The entire idea of Riberach is loveable; a once gargantuan winery in the heart of Roussillon that’s converted into a boutique hotel and winery, split almost equally down the centre by a gastronomic restaurant.
Keeping true to its historic roots, the bedrooms are converted concrete wine vats. The old doors for extracting wine can still be seen on the wall though you’d never suspect the room’s former use when inside.
On the wine side of the winery, things are much more rustic.
The upper level is a well-stocked but small wine shop while downstairs is the actual winery. It’s also there that geothermal energy is used to power both the winery and hotel.
Substantially smaller batches of wine, made to a much more exacting standard, are made in stainless steel vats housed in the old concrete tanks before being oaked. Even the white and rosé wines are put into barrel.
The results are certainly interesting.
I tasted some still-fermenting tank samples of rosé and white, both cloudy and full of lees, first. The rosé had been in tank for a week with no added yeast. With a decided fizz, it was the colour of watermelon and absolutely delicious as far as grape juice is concerned.

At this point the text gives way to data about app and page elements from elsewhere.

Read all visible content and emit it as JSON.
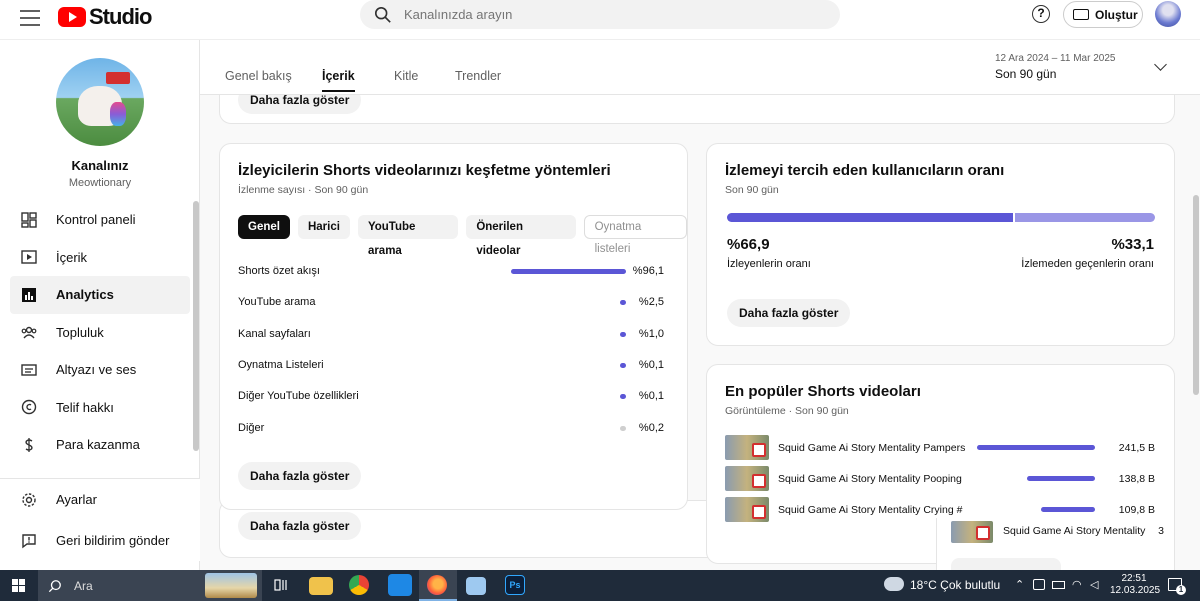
{
  "header": {
    "logo_text": "Studio",
    "search_placeholder": "Kanalınızda arayın",
    "help_label": "?",
    "create_label": "Oluştur"
  },
  "sidebar": {
    "channel_name": "Kanalınız",
    "channel_handle": "Meowtionary",
    "items": [
      {
        "label": "Kontrol paneli",
        "icon": "dashboard-icon"
      },
      {
        "label": "İçerik",
        "icon": "content-icon"
      },
      {
        "label": "Analytics",
        "icon": "analytics-icon",
        "active": true
      },
      {
        "label": "Topluluk",
        "icon": "community-icon"
      },
      {
        "label": "Altyazı ve ses",
        "icon": "subtitles-icon"
      },
      {
        "label": "Telif hakkı",
        "icon": "copyright-icon"
      },
      {
        "label": "Para kazanma",
        "icon": "dollar-icon"
      }
    ],
    "bottom_items": [
      {
        "label": "Ayarlar",
        "icon": "gear-icon"
      },
      {
        "label": "Geri bildirim gönder",
        "icon": "feedback-icon"
      }
    ]
  },
  "tabs": [
    {
      "label": "Genel bakış"
    },
    {
      "label": "İçerik",
      "active": true
    },
    {
      "label": "Kitle"
    },
    {
      "label": "Trendler"
    }
  ],
  "date": {
    "range": "12 Ara 2024 – 11 Mar 2025",
    "label": "Son 90 gün"
  },
  "discovery_card": {
    "title": "İzleyicilerin Shorts videolarınızı keşfetme yöntemleri",
    "subtitle": "İzlenme sayısı · Son 90 gün",
    "chips": [
      "Genel",
      "Harici",
      "YouTube arama",
      "Önerilen videolar",
      "Oynatma listeleri"
    ],
    "rows": [
      {
        "label": "Shorts özet akışı",
        "value": "%96,1",
        "share": 96.1
      },
      {
        "label": "YouTube arama",
        "value": "%2,5",
        "share": 2.5
      },
      {
        "label": "Kanal sayfaları",
        "value": "%1,0",
        "share": 1.0
      },
      {
        "label": "Oynatma Listeleri",
        "value": "%0,1",
        "share": 0.1
      },
      {
        "label": "Diğer YouTube özellikleri",
        "value": "%0,1",
        "share": 0.1
      },
      {
        "label": "Diğer",
        "value": "%0,2",
        "share": 0.2
      }
    ],
    "more_button": "Daha fazla göster"
  },
  "ratio_card": {
    "title": "İzlemeyi tercih eden kullanıcıların oranı",
    "subtitle": "Son 90 gün",
    "watched_value": "%66,9",
    "watched_label": "İzleyenlerin oranı",
    "skipped_value": "%33,1",
    "skipped_label": "İzlemeden geçenlerin oranı",
    "watched_share": 66.9,
    "more_button": "Daha fazla göster"
  },
  "popular_card": {
    "title": "En popüler Shorts videoları",
    "subtitle": "Görüntüleme · Son 90 gün",
    "rows": [
      {
        "title": "Squid Game Ai Story Mentality Pampers",
        "value": "241,5 B",
        "amount": 241.5
      },
      {
        "title": "Squid Game Ai Story Mentality Pooping",
        "value": "138,8 B",
        "amount": 138.8
      },
      {
        "title": "Squid Game Ai Story Mentality Crying #",
        "value": "109,8 B",
        "amount": 109.8
      }
    ],
    "overflow_row": {
      "title": "Squid Game Ai Story Mentality",
      "value": "3"
    }
  },
  "behind_buttons": {
    "top": "Daha fazla göster",
    "bottom": "Daha fazla göster"
  },
  "taskbar": {
    "search_label": "Ara",
    "weather": "18°C  Çok bulutlu",
    "time": "22:51",
    "date": "12.03.2025",
    "notification_count": "1"
  }
}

It also had the beginnings of red berry fruits showing. The white was a pale sandy yellow colour, very sweet but not quite so aromatic at that point.
In the real tasting, the Vin de Pays des Côtes Catalanes Rosé No 12 (2012 vintage) was extremely pale with plenty of strawberry and good high acidity.

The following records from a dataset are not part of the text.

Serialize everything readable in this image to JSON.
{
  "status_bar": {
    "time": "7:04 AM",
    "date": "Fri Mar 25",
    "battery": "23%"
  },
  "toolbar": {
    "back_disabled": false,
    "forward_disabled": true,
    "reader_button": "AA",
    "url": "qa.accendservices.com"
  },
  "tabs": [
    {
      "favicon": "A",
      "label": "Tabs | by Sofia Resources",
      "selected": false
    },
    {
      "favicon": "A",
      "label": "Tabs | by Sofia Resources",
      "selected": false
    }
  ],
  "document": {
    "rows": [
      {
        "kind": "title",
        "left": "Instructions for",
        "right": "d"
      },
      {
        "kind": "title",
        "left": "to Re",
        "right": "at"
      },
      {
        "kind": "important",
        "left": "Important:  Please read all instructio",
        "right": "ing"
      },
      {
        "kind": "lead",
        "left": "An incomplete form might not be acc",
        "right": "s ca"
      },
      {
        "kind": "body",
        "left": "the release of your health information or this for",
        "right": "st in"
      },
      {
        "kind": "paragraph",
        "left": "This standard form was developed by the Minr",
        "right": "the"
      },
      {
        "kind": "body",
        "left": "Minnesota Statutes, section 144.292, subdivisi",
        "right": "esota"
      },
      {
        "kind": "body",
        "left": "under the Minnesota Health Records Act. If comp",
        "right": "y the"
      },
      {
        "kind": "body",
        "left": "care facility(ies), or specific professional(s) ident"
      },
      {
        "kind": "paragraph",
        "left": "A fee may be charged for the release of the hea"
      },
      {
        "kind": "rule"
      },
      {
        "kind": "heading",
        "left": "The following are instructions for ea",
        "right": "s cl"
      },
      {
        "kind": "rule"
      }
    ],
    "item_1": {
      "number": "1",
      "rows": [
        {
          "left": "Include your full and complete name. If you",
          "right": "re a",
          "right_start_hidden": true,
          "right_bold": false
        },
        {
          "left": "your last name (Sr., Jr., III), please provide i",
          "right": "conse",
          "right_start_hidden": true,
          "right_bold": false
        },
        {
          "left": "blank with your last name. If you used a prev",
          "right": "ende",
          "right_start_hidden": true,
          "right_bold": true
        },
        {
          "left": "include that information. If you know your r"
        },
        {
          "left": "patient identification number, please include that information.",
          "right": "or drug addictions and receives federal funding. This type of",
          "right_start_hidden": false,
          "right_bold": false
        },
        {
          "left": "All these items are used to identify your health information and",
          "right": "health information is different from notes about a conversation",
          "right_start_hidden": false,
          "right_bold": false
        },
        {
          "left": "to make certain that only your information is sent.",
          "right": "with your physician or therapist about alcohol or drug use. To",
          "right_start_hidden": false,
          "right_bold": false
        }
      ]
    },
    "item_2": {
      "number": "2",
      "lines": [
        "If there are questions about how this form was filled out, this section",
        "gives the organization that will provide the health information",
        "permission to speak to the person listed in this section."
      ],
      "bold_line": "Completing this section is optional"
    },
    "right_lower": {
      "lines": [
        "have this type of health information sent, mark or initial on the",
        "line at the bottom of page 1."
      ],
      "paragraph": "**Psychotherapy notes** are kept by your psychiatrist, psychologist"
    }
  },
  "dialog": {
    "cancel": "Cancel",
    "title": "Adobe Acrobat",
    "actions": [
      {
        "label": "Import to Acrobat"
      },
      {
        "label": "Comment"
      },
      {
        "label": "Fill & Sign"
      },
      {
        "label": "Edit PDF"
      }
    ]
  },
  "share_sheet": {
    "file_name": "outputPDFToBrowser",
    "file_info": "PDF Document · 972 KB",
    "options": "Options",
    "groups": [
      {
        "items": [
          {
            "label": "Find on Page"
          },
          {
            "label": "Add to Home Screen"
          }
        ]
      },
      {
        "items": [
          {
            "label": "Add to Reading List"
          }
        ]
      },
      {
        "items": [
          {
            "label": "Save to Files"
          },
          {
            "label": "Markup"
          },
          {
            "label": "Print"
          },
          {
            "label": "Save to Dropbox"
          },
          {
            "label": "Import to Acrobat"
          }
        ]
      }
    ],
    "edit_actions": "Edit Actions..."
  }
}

The Vin de Pays des Côtes Catalanes Synthése Blanc 2012, though ripe with green apples and citrus, had remarkably low acidity.
Much more interesting was the Vin de Pays des Côtes Catalanes Rouge No 11 (2011 vintage). With a heady mix of red and black berry fruits and a sort of herbaceous earthiness, it had excellent structure while remaining extremely drinkable when young.
Red is certainly its colour.